*WHAT TO WORK ON*.
Return every line of the data that contains the string "ViewPageDto".

Data records:

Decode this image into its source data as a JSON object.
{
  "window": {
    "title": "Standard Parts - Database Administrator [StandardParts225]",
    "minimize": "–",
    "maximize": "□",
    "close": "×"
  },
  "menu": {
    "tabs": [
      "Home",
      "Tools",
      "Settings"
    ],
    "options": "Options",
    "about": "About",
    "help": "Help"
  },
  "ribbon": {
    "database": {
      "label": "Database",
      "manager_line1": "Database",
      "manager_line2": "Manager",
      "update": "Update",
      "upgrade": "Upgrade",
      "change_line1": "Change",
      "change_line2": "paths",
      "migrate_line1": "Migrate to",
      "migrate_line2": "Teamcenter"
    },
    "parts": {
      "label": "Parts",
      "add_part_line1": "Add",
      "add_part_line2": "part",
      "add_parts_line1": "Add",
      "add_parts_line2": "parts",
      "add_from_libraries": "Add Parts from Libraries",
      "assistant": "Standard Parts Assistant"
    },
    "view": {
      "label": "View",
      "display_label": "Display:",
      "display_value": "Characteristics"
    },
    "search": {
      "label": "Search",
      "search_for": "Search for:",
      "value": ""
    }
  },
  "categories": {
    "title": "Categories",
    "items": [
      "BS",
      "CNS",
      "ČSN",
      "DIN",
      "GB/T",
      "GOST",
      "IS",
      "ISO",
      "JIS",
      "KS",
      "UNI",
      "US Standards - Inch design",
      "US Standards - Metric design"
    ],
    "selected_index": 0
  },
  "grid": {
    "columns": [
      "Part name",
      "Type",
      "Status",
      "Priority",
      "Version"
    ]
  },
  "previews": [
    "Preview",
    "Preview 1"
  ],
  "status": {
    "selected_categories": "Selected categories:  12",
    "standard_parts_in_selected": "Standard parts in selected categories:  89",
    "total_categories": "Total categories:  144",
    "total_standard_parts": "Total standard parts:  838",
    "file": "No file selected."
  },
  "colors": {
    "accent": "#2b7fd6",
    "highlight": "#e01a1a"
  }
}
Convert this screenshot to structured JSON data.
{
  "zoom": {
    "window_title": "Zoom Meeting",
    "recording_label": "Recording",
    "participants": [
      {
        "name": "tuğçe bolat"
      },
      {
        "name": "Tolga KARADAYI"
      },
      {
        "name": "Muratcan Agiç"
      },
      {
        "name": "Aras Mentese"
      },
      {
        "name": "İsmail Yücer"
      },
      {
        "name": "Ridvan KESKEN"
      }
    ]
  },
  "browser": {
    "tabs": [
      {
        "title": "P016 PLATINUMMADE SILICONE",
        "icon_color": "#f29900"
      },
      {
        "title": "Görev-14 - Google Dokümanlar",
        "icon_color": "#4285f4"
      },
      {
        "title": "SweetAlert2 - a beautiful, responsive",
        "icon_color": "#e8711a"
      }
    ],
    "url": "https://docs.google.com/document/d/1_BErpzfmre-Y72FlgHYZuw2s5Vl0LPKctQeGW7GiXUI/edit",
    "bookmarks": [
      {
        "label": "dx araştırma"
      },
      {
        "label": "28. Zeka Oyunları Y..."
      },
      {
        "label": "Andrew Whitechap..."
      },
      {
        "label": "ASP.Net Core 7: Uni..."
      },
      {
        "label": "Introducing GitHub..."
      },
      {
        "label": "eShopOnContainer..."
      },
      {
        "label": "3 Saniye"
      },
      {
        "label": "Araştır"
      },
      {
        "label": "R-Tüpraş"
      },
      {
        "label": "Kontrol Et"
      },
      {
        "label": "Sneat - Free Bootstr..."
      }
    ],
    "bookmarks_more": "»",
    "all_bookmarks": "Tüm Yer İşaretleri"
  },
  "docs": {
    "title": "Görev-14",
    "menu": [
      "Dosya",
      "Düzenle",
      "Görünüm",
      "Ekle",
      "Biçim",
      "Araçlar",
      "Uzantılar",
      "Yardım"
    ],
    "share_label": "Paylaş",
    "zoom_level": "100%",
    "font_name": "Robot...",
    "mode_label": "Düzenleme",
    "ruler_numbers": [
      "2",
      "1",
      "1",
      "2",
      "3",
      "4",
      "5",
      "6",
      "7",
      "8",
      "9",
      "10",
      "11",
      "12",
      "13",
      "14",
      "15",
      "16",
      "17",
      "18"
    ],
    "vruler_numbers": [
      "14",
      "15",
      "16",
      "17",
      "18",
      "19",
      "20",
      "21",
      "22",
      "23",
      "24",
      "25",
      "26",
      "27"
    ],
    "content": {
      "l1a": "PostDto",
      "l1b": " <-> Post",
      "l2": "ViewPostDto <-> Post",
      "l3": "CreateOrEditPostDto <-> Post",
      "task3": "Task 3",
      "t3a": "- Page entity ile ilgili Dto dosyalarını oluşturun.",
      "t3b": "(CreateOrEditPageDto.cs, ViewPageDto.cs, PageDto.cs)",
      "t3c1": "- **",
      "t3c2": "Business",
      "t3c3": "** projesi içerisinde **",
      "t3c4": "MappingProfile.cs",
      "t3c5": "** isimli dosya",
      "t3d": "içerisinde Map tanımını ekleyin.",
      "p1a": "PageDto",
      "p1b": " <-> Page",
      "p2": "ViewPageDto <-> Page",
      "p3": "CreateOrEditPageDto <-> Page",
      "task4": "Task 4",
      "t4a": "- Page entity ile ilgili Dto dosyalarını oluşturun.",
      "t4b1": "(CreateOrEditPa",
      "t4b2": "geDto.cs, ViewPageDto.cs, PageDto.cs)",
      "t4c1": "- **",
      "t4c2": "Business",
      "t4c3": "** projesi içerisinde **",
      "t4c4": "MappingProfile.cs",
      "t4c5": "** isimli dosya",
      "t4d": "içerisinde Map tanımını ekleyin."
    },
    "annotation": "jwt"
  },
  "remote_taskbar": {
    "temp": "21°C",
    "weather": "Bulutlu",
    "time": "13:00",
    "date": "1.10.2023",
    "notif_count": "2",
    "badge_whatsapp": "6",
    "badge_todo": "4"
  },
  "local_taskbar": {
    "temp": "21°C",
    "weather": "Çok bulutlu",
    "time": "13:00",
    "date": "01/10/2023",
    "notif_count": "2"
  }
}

*OUTPUT FOR THIS EXERCISE*.
      "t3b": "(CreateOrEditPageDto.cs, ViewPageDto.cs, PageDto.cs)",
      "p2": "ViewPageDto <-> Page",
      "t4b2": "geDto.cs, ViewPageDto.cs, PageDto.cs)",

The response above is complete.